  • DRS: This is known as a drag reduction system. A DRS is a flap in the rear spoiler, and when lifted, it can allow the car to travel faster and aid overtaking through reducing drag forces.
  • ERS: Short for Energy Recovery Systems, the ERS is a component of the power unit that recovers kinetic energy lost through braking.
  • Graining: Graining is when the tire’s inner carcass is cold, and the outer part is hot, causing the rubber to stick to the tire surface. This decreases performance.
  • Lollipop: The signboard at the pit stop. This signals drivers to apply brakes and shift into neutral before the car is raised onto the jacks.
  • Marbles: Small pieces of rubber that fall out of the tires due to shredding. These often cause problems for drivers, as bumping into them mid-race can prevent the tire from making proper contact with the road.
  • Parc Fermé: A restricted area where only stewards, drivers, and crew members are allowed. All race cars are driven here following a race.
  • Pit Board: This is a board held on the pit wall to inform the driver about three pieces of information: delta time, the remaining number of laps, and current position.
  • Pits: This is the area of the track separated by a wall. Cars will enter their pit box to get tires changed, refuel the car, and make other necessary changes.
  • Pit Wall: This is the area where support staff, managers, and engineers watch their cars using small screens.
  • Pole Position: The driver recorded with the fastest time during the qualifying session is given the first grid position in the race. The driver sitting in this position is called a polesitter.
  • Power Unit: Engine systems in Formula 1 cars that contain six elements. These elements are the internal combustion engine (ICE), control electronics (CE), energy store (ES), motor generator unit (MGU), and turbocharger (TC).
  • Prime Tire: The ideal tire compound for a particular circuit, under the expected race conditions. Drivers must switch between two different tire compounds during the race, so when to use prime tires is a part of Formula 1 strategy.
  • Steward: An official appointed by and for Formula 1 to make decisions about the races.
  • Tire Warmer: This refers to an electric blanket wrapped around the tires to keep them at optimal temperatures before the race.
  • Visor Strip: A visor strip made of Zylon adds extra protection to the top edge of a helmet. Zylon is made of a high-resistant carbon fiber material.

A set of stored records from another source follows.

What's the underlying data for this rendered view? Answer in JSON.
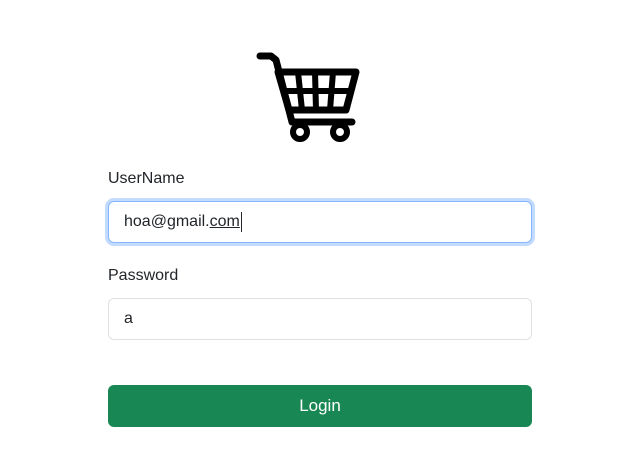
{
  "logo": {
    "icon": "shopping-cart-icon"
  },
  "form": {
    "username_label": "UserName",
    "username_value_prefix": "hoa@gmail.",
    "username_value_suffix": "com",
    "password_label": "Password",
    "password_value": "a",
    "login_label": "Login"
  },
  "colors": {
    "primary_button": "#198754",
    "focus_ring": "#86b7fe",
    "input_border": "#dee2e6",
    "text": "#212529"
  }
}
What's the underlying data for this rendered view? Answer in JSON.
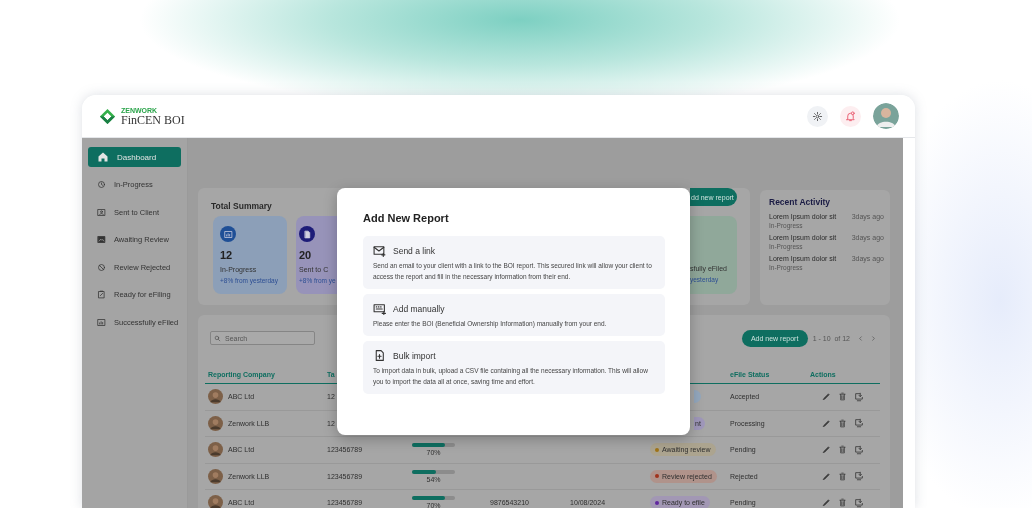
{
  "header": {
    "brand_top": "ZENWORK",
    "brand": "FinCEN BOI"
  },
  "sidebar": {
    "items": [
      {
        "label": "Dashboard",
        "selected": true
      },
      {
        "label": "In-Progress",
        "selected": false
      },
      {
        "label": "Sent to Client",
        "selected": false
      },
      {
        "label": "Awaiting Review",
        "selected": false
      },
      {
        "label": "Review Rejected",
        "selected": false
      },
      {
        "label": "Ready for eFiling",
        "selected": false
      },
      {
        "label": "Successfully eFiled",
        "selected": false
      }
    ]
  },
  "summary": {
    "title": "Total Summary",
    "button": "dd new report",
    "cards": [
      {
        "kind": "full",
        "value": "12",
        "label": "In-Progress",
        "delta": "+8% from yesterday",
        "color": "#8c9fb8"
      },
      {
        "kind": "cut_right",
        "value": "20",
        "label": "Sent to C",
        "delta": "+8% from ye",
        "color": "#9793b9"
      },
      {
        "kind": "cut_left",
        "label": "sfully eFiled",
        "delta": "yesterday",
        "color": "#90a89a"
      }
    ]
  },
  "recent_activity": {
    "title": "Recent Activity",
    "items": [
      {
        "title": "Lorem Ipsum dolor sit",
        "time": "3days ago",
        "status": "In-Progress"
      },
      {
        "title": "Lorem Ipsum dolor sit",
        "time": "3days ago",
        "status": "In-Progress"
      },
      {
        "title": "Lorem Ipsum dolor sit",
        "time": "3days ago",
        "status": "In-Progress"
      }
    ]
  },
  "reports": {
    "search": {
      "placeholder": "Search"
    },
    "add_button": "Add new report",
    "pagination": "1 - 10  of 12",
    "columns": {
      "company": "Reporting Company",
      "column_2": "Ta",
      "efile_status": "eFile Status",
      "actions": "Actions"
    },
    "rows": [
      {
        "company": "ABC Ltd",
        "column_2": "12",
        "status": {
          "kind": "fragment",
          "color": "#93a7bd"
        },
        "efile_status": "Accepted"
      },
      {
        "company": "Zenwork LLB",
        "column_2": "12",
        "status": {
          "kind": "fragment",
          "label": "nt",
          "color": "#9f97ba"
        },
        "efile_status": "Processing"
      },
      {
        "company": "ABC Ltd",
        "column_2": "123456789",
        "progress": {
          "level": 0.77,
          "reading": "70%"
        },
        "status": {
          "kind": "pill",
          "label": "Awaiting review",
          "color": "#a07418"
        },
        "efile_status": "Pending"
      },
      {
        "company": "Zenwork LLB",
        "column_2": "123456789",
        "progress": {
          "level": 0.55,
          "reading": "54%"
        },
        "status": {
          "kind": "pill",
          "label": "Review rejected",
          "color": "#a0331d"
        },
        "efile_status": "Rejected"
      },
      {
        "company": "ABC Ltd",
        "column_2": "123456789",
        "progress": {
          "level": 0.77,
          "reading": "70%"
        },
        "column_4": "9876543210",
        "column_5": "10/08/2024",
        "status": {
          "kind": "pill",
          "label": "Ready to efile",
          "color": "#6128a0"
        },
        "efile_status": "Pending"
      }
    ]
  },
  "modal": {
    "title": "Add New Report",
    "options": [
      {
        "title": "Send a link",
        "text": "Send an email to your client with a link to the BOI report. This secured link will allow your client to access the report and fill in the necessary information from their end."
      },
      {
        "title": "Add manually",
        "text": "Please enter the BOI (Beneficial Ownership Information) manually from your end."
      },
      {
        "title": "Bulk import",
        "text": "To import data in bulk, upload a CSV file containing all the necessary information. This will allow you to import the data all at once, saving time and effort."
      }
    ]
  }
}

What F1 slang is important to know?

Some of the most important F1 slang to know is terms that describe track and car conditions or racing strategy, such as marbles, dirty air, flat spot, green track, tankslapper, and oversteer. Marbles are debris on the edge of the track, while a green track is one with no rubber laid down. Dirty air is an aerodynamic disturbance, and tankslapper and oversteer both describe handling imbalances.

What is the meaning of “box” in F1?

“Box” is a command often used by an F1 driver’s team during a race. It is a slang term instructing the driver to proceed immediately to their servicing area in the pit lane. The word “box” originates from the German word Boxenstopp, which refers to a pit stop during a race. Box can also be used by a driver to let their pit crew know they are ready for a tire change or other pit-stop adjustment.

What F1 terms are unique to the sport?

There are several unique F1 terms used to describe rules, systems, or parts, such as scrutineering, parc fermé, DRS, ERS, and prime tire. Scrutineering is the official pre- and post-race inspections, and parc fermé is the rules governing the cars between and during those inspections. DRS (Drag Reduction System) is an adjustable rear wing, and ERS (Energy Recovery Systems) are the parts of the power unit that recover kinetic energy lost through braking. Prime tire refers to the type of tire compound that is considered ideal for a particular circuit.